Some appraisers make the mistake of issuing the appellant a Restricted Report for use at a hearing. This is a waste of the appraiser’s time not to mention a profound waste of an appellant’s money.
From PTAB: The appellant contends overvaluation as the basis of the appeal. In support of this argument the appellant submitted a “Restricted Limited Appraisal Report” estimating the subject property had a market value of $408,000 as of January 1, 2004.
Due to the fact the appraisal was a restricted report, the appraiser stated within the appraisal that the appraisal contains no discussion of the data, reasoning and analyses that were used in the appraisal process to develop the appraiser’s opinion of value.
The Board further finds the evidence in the record does not support a reduction in the subject’s assessment.
The Board gives the estimate of value contained in the appraisal no weight.
First, as provided in the Uniform Standards of Professional Appraisal Practice, a restricted use appraisal report is for client use only.
Highest & Best Use
Appraisers who fail to follow through on demonstrating a property’s highest & best use are also wasting the appellant’s time and money.
From PTAB: In his analysis the appraiser was of the opinion the highest and best use of the subject as vacant is to be developed for commercial/business use. The appraiser concluded the highest and best use as improved is not consistent with the subject’s use as a car wash. The appraiser indicated the highest and best use as improved is for the subject to be converted to an alternative commercial/business use based upon a review of the accountant’s compilation of income and expenses for income tax years 2005 and 2006.
The witness testified he did not include in the appraisal the four criteria used to evaluate the determination of highest and best use because he prepared a summary narrative. In addition, the appraiser testified the report does not contain any estimate of land value.
The Board gives no weight to the appellant’s appraisal finding that the appraisal was not particularly credible. The appellant’s appraiser valued the subject property based on an alternative highest and best use. The Board finds this determination that the subject had a different highest and best use as improved was not supported in this record and was speculative. First, the appraisal did not contain an analysis of the highest and best use using the four criteria typically found in appraisals. Once highest and best use is determined the use must meet the following four criteria:
- Physically possible
- Legally permissible
- Financially feasible
- Maximally productive
Assessment appeal work, as in most litigation support assignments, is a specialty. Not every appraiser is equipped to provide what is needed in this forum.
Residential appraisers tend to treat this work the same way in which they treat mortgage lending work. Some commercial appraisers take shortcuts that end up costing their appellant clients time and money by failing to understand the burden of proof.
Market Value and the Burden

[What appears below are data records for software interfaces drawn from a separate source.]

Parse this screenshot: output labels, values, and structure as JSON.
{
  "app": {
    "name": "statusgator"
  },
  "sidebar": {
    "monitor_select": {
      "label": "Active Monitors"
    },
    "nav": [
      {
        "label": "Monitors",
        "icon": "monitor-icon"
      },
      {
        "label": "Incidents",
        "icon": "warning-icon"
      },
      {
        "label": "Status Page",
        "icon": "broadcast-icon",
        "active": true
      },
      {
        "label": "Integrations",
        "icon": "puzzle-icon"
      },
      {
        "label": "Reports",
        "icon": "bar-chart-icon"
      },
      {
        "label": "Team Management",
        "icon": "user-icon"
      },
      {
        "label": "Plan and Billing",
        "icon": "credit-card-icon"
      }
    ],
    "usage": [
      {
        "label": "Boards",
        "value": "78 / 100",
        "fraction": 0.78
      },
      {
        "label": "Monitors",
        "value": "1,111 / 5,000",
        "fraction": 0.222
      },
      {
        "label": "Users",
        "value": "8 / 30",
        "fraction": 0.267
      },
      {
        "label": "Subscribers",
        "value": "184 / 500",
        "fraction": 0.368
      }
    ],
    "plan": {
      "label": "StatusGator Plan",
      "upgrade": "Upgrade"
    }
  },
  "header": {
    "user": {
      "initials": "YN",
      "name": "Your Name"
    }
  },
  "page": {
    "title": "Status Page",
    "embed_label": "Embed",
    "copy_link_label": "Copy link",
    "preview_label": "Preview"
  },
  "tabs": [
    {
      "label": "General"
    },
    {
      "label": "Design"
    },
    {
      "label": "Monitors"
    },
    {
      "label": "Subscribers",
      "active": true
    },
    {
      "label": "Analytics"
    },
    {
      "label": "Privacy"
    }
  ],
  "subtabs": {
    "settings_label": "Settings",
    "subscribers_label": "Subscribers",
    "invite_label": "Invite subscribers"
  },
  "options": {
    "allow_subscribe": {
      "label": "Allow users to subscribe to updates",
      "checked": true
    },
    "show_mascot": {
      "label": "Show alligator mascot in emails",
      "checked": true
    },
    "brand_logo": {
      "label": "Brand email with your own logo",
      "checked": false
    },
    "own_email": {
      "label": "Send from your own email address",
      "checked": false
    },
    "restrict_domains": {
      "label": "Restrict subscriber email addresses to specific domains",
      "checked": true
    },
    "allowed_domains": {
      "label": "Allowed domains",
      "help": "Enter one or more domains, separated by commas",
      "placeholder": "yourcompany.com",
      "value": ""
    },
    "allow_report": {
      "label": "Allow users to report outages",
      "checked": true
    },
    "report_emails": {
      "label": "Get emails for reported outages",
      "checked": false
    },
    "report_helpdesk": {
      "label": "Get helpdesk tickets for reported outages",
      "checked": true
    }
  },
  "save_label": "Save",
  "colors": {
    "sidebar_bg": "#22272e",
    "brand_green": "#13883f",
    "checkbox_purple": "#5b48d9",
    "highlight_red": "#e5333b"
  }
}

From PTAB: When market value is the basis of the appeal the value of the property must be proved by a preponderance of the evidence. National City Bank of Michigan/Illinois v. Illinois Property Tax Appeal Board, 331 Ill.App.3d 1038 (3rd Dist. 2002); 86 Ill.Admin.Code §1910.63(e). Proof of market value may consist of an appraisal of the subject property, a recent sale, comparable sales or construction costs. (86 Ill.Admin.Code §1910.65(c)).
Competency requires that all appraisers understand the assignment at hand.
By Brian Weaver, Coordinator Editor of IllinoisAppraiser, Appraisal Management Company Coordinator for the Illinois Department of Financial and Professional Regulation (IDFPR) – Illinois Appraiser Newsletters – Volume 8, Issue 5 – December 2015